Items from an interface collection:
====

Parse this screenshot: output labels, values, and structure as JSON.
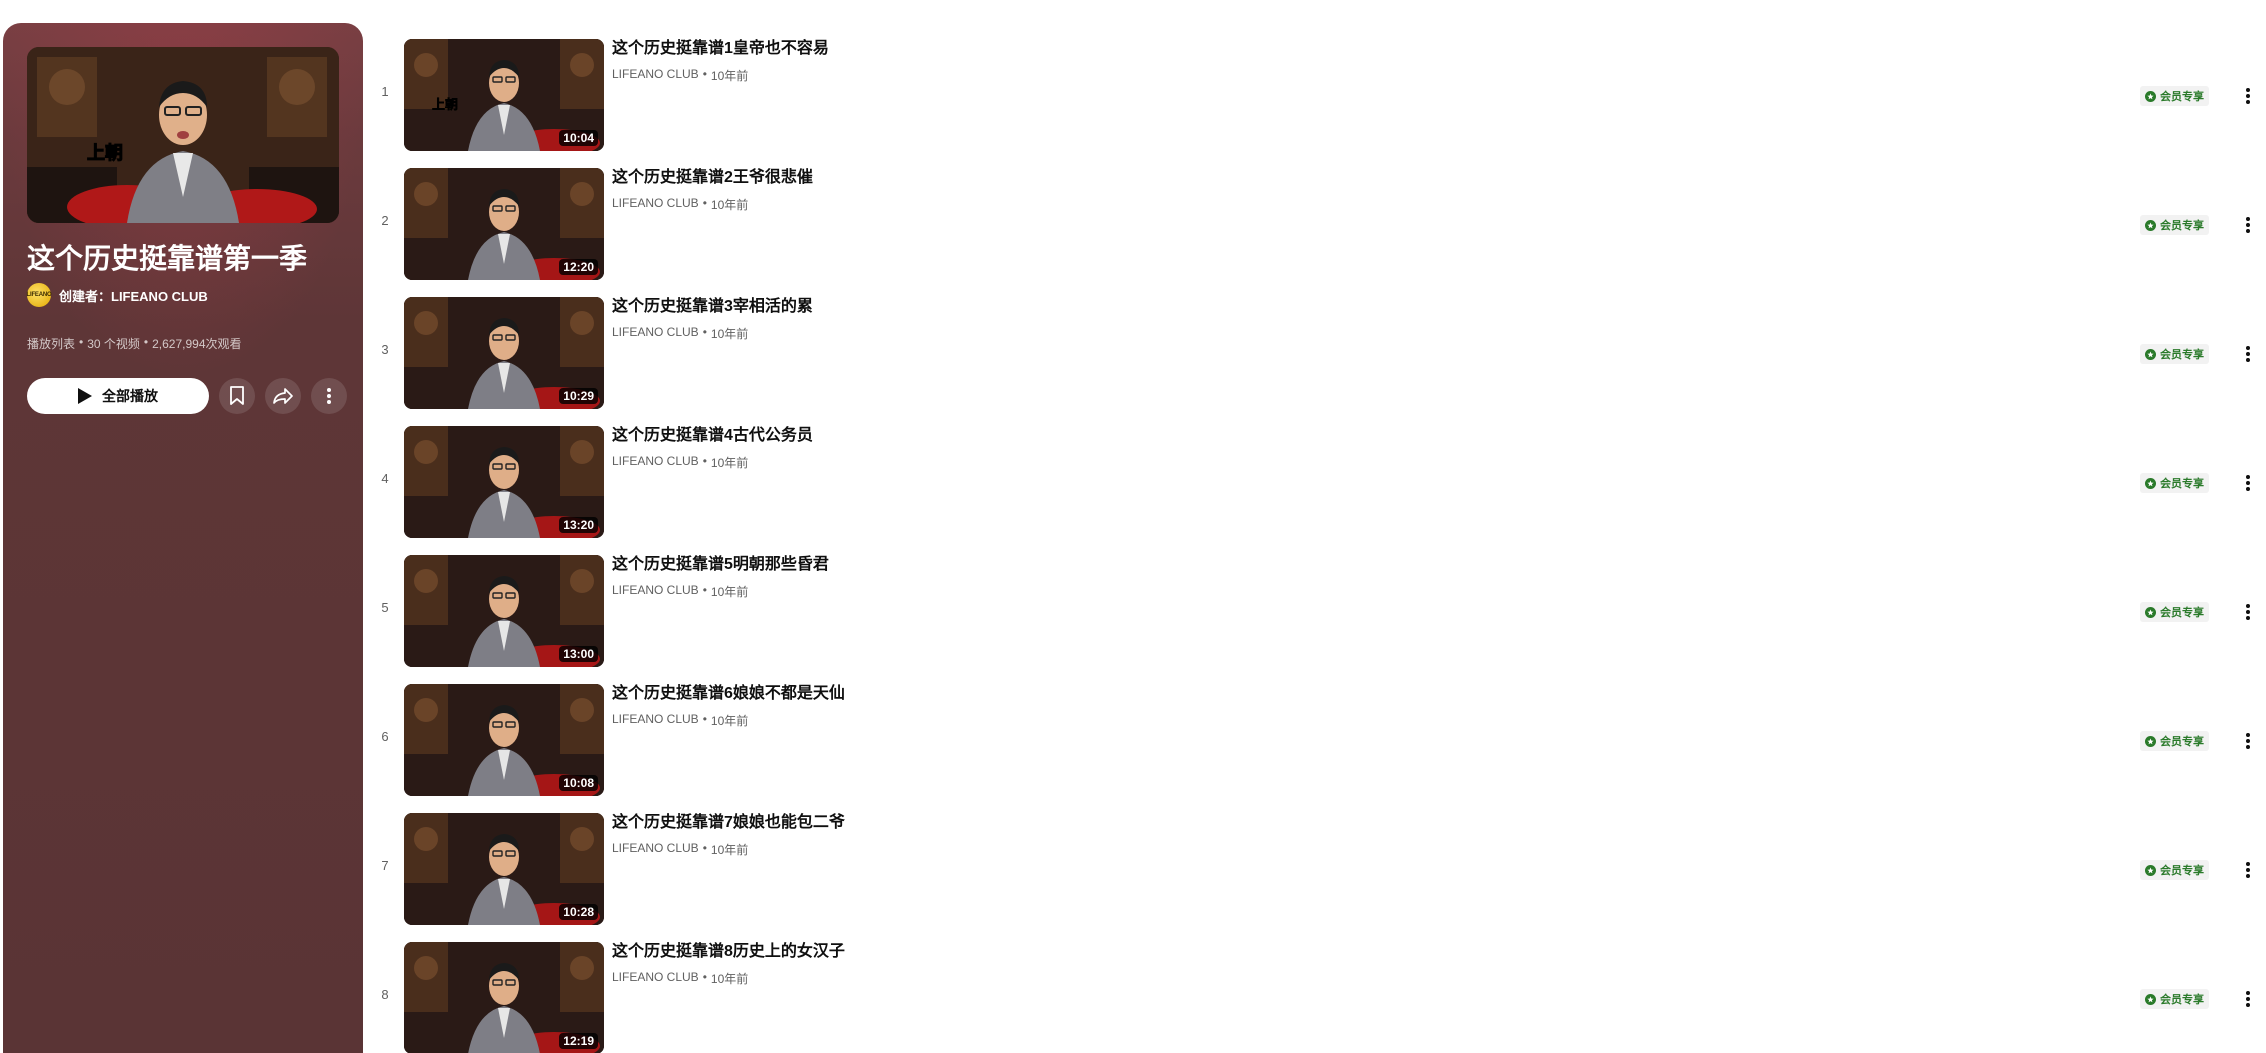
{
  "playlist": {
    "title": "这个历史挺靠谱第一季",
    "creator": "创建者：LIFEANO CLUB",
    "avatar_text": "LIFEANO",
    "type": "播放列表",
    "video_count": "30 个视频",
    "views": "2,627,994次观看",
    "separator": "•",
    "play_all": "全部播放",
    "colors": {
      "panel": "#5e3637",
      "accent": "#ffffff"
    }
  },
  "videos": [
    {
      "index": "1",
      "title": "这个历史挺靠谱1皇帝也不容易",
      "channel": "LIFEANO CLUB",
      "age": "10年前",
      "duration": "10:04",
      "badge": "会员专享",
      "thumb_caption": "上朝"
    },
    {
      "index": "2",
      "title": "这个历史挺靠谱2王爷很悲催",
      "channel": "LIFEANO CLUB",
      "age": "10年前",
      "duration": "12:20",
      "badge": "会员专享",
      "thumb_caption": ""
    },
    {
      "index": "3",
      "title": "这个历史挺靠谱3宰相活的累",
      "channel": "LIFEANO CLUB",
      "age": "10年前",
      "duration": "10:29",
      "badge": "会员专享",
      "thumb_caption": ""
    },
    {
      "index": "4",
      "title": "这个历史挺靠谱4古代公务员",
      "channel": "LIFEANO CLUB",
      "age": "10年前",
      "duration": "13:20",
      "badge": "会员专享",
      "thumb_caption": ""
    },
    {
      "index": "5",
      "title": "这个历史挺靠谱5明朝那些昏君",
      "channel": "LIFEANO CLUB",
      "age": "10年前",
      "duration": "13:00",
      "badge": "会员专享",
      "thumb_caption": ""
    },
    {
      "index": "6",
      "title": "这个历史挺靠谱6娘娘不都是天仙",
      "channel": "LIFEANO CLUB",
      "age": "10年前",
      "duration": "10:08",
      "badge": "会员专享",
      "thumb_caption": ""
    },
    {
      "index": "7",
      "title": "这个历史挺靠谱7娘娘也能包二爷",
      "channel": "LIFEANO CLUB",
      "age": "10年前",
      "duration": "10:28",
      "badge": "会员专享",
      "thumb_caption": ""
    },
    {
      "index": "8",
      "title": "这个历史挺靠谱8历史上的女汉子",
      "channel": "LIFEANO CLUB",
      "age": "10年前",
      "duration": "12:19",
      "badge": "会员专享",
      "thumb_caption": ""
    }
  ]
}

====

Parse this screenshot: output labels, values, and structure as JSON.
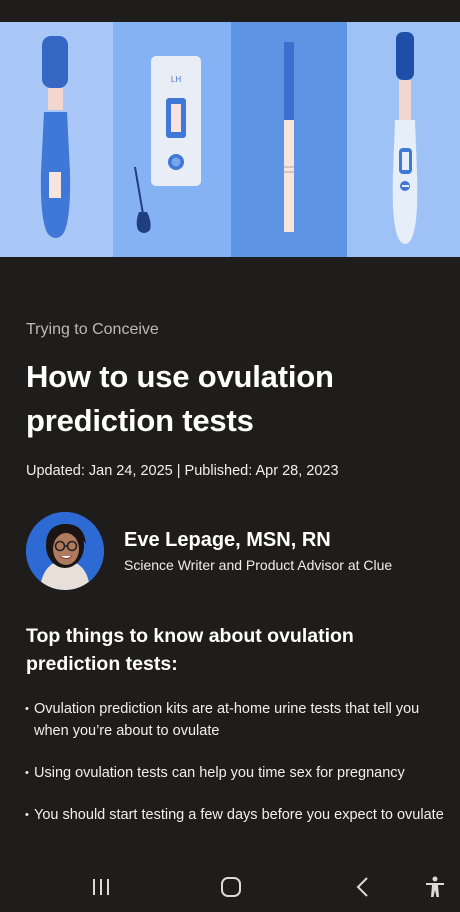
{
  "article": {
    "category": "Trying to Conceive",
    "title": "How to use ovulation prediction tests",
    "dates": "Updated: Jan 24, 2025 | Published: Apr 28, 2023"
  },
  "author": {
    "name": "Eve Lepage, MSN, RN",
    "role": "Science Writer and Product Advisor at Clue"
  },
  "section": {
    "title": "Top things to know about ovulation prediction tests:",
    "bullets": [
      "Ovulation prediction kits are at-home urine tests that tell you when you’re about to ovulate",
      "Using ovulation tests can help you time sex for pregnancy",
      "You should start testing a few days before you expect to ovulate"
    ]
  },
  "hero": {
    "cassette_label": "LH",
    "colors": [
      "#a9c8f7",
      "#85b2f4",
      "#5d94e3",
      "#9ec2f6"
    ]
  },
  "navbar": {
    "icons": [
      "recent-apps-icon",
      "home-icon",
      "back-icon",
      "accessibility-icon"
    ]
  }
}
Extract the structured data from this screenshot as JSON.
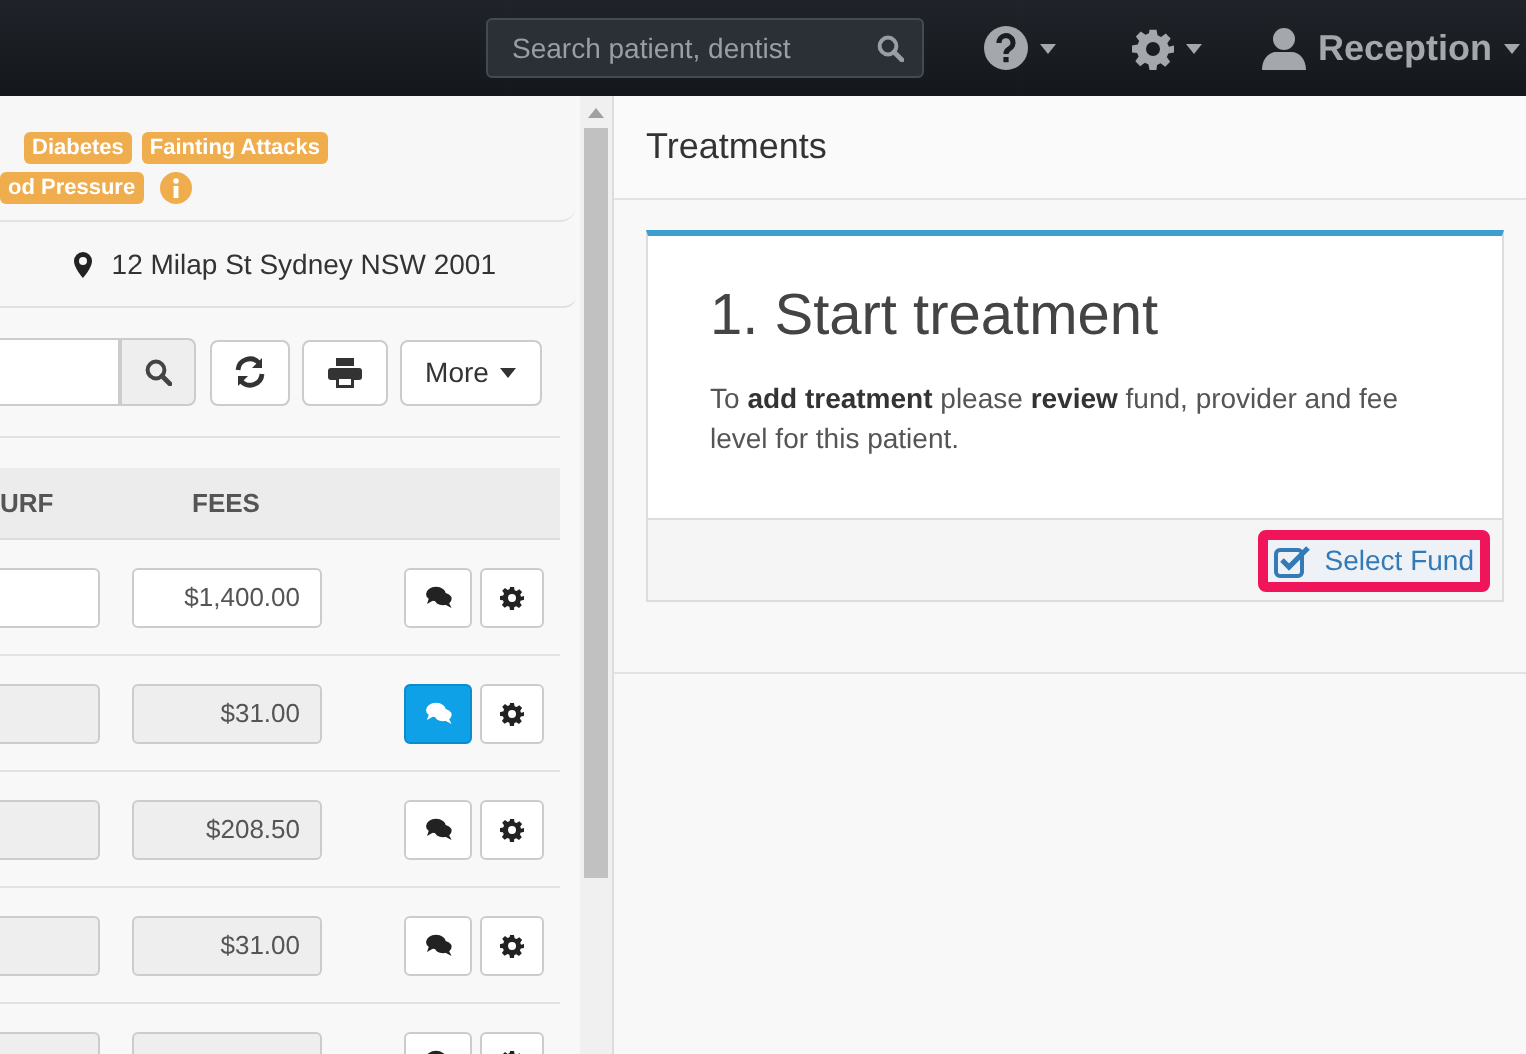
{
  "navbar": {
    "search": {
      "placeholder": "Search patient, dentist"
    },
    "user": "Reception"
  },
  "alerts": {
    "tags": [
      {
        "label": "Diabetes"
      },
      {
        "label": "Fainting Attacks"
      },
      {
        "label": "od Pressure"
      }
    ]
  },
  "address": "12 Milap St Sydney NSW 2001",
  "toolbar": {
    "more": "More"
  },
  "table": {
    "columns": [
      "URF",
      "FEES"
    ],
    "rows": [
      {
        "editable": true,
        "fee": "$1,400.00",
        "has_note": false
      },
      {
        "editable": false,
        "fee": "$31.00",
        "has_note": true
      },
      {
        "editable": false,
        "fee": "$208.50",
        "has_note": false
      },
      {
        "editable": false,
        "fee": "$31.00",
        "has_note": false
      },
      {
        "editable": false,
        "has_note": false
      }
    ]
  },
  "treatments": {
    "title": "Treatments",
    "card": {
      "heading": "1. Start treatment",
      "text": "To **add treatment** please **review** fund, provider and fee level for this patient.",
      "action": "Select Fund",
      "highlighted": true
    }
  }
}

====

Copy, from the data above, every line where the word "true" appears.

        "editable": true,
        "has_note": true
      "highlighted": true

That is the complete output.